----- MATERIALS PROVIDED -----

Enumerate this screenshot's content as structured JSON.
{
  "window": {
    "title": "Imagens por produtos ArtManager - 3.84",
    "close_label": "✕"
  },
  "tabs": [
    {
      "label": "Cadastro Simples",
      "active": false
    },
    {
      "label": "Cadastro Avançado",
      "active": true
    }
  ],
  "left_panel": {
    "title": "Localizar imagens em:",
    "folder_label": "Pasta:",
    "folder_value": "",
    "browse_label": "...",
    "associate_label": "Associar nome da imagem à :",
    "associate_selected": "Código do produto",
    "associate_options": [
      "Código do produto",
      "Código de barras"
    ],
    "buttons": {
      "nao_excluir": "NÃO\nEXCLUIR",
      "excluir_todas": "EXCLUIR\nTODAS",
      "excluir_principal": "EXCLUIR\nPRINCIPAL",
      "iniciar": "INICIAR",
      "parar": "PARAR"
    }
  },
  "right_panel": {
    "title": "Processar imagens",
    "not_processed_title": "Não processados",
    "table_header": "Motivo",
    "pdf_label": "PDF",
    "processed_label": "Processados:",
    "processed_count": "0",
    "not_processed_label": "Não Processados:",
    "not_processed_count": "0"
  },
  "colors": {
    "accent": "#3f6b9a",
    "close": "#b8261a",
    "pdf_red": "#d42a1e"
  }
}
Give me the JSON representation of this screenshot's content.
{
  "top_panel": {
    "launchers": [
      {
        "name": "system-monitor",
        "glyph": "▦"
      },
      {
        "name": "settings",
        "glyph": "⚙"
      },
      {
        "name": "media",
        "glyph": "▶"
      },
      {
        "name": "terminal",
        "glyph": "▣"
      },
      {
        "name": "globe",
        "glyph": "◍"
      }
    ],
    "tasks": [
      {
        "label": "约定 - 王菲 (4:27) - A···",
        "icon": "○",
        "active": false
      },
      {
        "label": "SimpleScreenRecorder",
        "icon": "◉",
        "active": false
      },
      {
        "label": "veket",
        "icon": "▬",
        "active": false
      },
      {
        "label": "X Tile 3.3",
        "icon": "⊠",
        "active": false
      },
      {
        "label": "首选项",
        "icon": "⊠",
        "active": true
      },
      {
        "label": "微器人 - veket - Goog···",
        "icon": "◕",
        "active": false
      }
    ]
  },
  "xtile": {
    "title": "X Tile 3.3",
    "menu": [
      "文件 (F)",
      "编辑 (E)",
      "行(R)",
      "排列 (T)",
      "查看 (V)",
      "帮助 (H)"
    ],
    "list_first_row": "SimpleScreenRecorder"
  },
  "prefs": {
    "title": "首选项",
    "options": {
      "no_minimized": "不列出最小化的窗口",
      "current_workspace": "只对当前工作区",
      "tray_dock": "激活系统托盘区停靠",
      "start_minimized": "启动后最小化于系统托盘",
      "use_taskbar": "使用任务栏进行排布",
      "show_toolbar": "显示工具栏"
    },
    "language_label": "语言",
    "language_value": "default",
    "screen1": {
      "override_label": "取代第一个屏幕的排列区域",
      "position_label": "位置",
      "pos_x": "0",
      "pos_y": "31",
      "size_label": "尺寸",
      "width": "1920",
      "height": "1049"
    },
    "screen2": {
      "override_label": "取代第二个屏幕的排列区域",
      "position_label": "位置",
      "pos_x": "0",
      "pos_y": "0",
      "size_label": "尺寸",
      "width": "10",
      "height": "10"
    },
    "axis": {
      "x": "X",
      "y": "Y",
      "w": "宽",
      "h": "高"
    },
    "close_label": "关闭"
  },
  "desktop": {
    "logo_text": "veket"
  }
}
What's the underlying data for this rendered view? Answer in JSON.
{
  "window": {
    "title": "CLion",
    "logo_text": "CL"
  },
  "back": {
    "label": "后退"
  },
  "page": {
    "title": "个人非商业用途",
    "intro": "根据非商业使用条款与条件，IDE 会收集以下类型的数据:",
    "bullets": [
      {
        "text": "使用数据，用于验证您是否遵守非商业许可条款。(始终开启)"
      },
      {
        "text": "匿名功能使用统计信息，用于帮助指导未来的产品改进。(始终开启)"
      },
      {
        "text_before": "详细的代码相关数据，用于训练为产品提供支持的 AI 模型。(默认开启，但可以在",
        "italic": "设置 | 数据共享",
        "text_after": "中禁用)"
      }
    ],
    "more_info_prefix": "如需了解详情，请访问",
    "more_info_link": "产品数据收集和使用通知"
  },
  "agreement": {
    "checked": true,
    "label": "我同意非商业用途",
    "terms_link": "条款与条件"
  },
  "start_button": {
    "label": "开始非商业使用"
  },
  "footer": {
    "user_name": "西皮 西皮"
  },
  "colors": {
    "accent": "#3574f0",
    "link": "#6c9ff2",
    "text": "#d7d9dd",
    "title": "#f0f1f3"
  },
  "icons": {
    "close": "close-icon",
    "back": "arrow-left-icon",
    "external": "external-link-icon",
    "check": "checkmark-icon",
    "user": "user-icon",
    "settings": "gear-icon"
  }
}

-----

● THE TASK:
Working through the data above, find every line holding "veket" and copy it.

● WRITTEN ANSWER:
        "label": "veket",
        "label": "微器人 - veket - Goog···",
    "logo_text": "veket"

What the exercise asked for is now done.